Items from an interface collection:
***

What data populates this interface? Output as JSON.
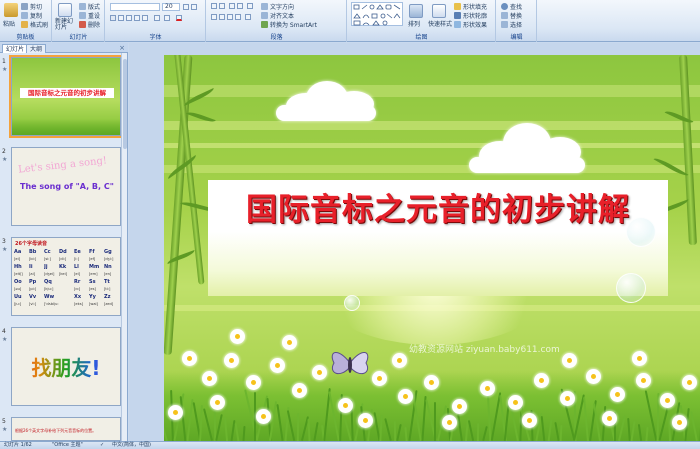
{
  "ribbon": {
    "clipboard": {
      "paste_label": "粘贴",
      "cut_label": "剪切",
      "copy_label": "复制",
      "format_painter_label": "格式刷",
      "group_label": "剪贴板"
    },
    "slides": {
      "new_slide_label": "新建幻灯片",
      "layout_label": "版式",
      "reset_label": "重设",
      "delete_label": "删除",
      "group_label": "幻灯片"
    },
    "font": {
      "font_size_value": "20",
      "group_label": "字体"
    },
    "paragraph": {
      "text_direction_label": "文字方向",
      "align_text_label": "对齐文本",
      "smartart_label": "转换为 SmartArt",
      "group_label": "段落"
    },
    "drawing": {
      "arrange_label": "排列",
      "quick_styles_label": "快速样式",
      "shape_fill_label": "形状填充",
      "shape_outline_label": "形状轮廓",
      "shape_effects_label": "形状效果",
      "group_label": "绘图"
    },
    "editing": {
      "find_label": "查找",
      "replace_label": "替换",
      "select_label": "选择",
      "group_label": "编辑"
    }
  },
  "left_pane": {
    "tabs": [
      {
        "label": "幻灯片"
      },
      {
        "label": "大纲"
      }
    ],
    "close_glyph": "×",
    "thumbnails": [
      {
        "number": "1",
        "title": "国际音标之元音的初步讲解"
      },
      {
        "number": "2",
        "line1": "Let's sing a song!",
        "line2": "The song of \"A, B, C\""
      },
      {
        "number": "3",
        "heading": "26个字母读音",
        "rows": [
          [
            "Aa",
            "Bb",
            "Cc",
            "Dd",
            "Ee",
            "Ff",
            "Gg"
          ],
          [
            "[ei]",
            "[bi:]",
            "[si:]",
            "[di:]",
            "[i:]",
            "[ef]",
            "[dʒi:]"
          ],
          [
            "Hh",
            "Ii",
            "Jj",
            "Kk",
            "Ll",
            "Mm",
            "Nn"
          ],
          [
            "[eitʃ]",
            "[ai]",
            "[dʒei]",
            "[kei]",
            "[el]",
            "[em]",
            "[en]"
          ],
          [
            "Oo",
            "Pp",
            "Qq",
            "",
            "Rr",
            "Ss",
            "Tt"
          ],
          [
            "[əu]",
            "[pi:]",
            "[kju:]",
            "",
            "[ɑ:]",
            "[es]",
            "[ti:]"
          ],
          [
            "Uu",
            "Vv",
            "Ww",
            "",
            "Xx",
            "Yy",
            "Zz"
          ],
          [
            "[ju:]",
            "[vi:]",
            "['dʌblju:]",
            "",
            "[eks]",
            "[wai]",
            "[zed]"
          ]
        ]
      },
      {
        "number": "4",
        "text": "找朋友!"
      },
      {
        "number": "5",
        "text": "根据26个英文字母补给下列元音音标的位置。"
      }
    ]
  },
  "slide": {
    "title": "国际音标之元音的初步讲解",
    "watermark": "幼教资源网站 ziyuan.baby611.com"
  },
  "status": {
    "slide_counter": "幻灯片 1/62",
    "theme": "\"Office 主题\"",
    "language": "中文(简体，中国)"
  }
}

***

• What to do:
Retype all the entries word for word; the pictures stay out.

• Result:
What data populates this interface? Output as JSON.
{
  "ribbon": {
    "clipboard": {
      "paste_label": "粘贴",
      "cut_label": "剪切",
      "copy_label": "复制",
      "format_painter_label": "格式刷",
      "group_label": "剪贴板"
    },
    "slides": {
      "new_slide_label": "新建幻灯片",
      "layout_label": "版式",
      "reset_label": "重设",
      "delete_label": "删除",
      "group_label": "幻灯片"
    },
    "font": {
      "font_size_value": "20",
      "group_label": "字体"
    },
    "paragraph": {
      "text_direction_label": "文字方向",
      "align_text_label": "对齐文本",
      "smartart_label": "转换为 SmartArt",
      "group_label": "段落"
    },
    "drawing": {
      "arrange_label": "排列",
      "quick_styles_label": "快速样式",
      "shape_fill_label": "形状填充",
      "shape_outline_label": "形状轮廓",
      "shape_effects_label": "形状效果",
      "group_label": "绘图"
    },
    "editing": {
      "find_label": "查找",
      "replace_label": "替换",
      "select_label": "选择",
      "group_label": "编辑"
    }
  },
  "left_pane": {
    "tabs": [
      {
        "label": "幻灯片"
      },
      {
        "label": "大纲"
      }
    ],
    "close_glyph": "×",
    "thumbnails": [
      {
        "number": "1",
        "title": "国际音标之元音的初步讲解"
      },
      {
        "number": "2",
        "line1": "Let's sing a song!",
        "line2": "The song of \"A, B, C\""
      },
      {
        "number": "3",
        "heading": "26个字母读音",
        "rows": [
          [
            "Aa",
            "Bb",
            "Cc",
            "Dd",
            "Ee",
            "Ff",
            "Gg"
          ],
          [
            "[ei]",
            "[bi:]",
            "[si:]",
            "[di:]",
            "[i:]",
            "[ef]",
            "[dʒi:]"
          ],
          [
            "Hh",
            "Ii",
            "Jj",
            "Kk",
            "Ll",
            "Mm",
            "Nn"
          ],
          [
            "[eitʃ]",
            "[ai]",
            "[dʒei]",
            "[kei]",
            "[el]",
            "[em]",
            "[en]"
          ],
          [
            "Oo",
            "Pp",
            "Qq",
            "",
            "Rr",
            "Ss",
            "Tt"
          ],
          [
            "[əu]",
            "[pi:]",
            "[kju:]",
            "",
            "[ɑ:]",
            "[es]",
            "[ti:]"
          ],
          [
            "Uu",
            "Vv",
            "Ww",
            "",
            "Xx",
            "Yy",
            "Zz"
          ],
          [
            "[ju:]",
            "[vi:]",
            "['dʌblju:]",
            "",
            "[eks]",
            "[wai]",
            "[zed]"
          ]
        ]
      },
      {
        "number": "4",
        "text": "找朋友!"
      },
      {
        "number": "5",
        "text": "根据26个英文字母补给下列元音音标的位置。"
      }
    ]
  },
  "slide": {
    "title": "国际音标之元音的初步讲解",
    "watermark": "幼教资源网站 ziyuan.baby611.com"
  },
  "status": {
    "slide_counter": "幻灯片 1/62",
    "theme": "\"Office 主题\"",
    "language": "中文(简体，中国)"
  }
}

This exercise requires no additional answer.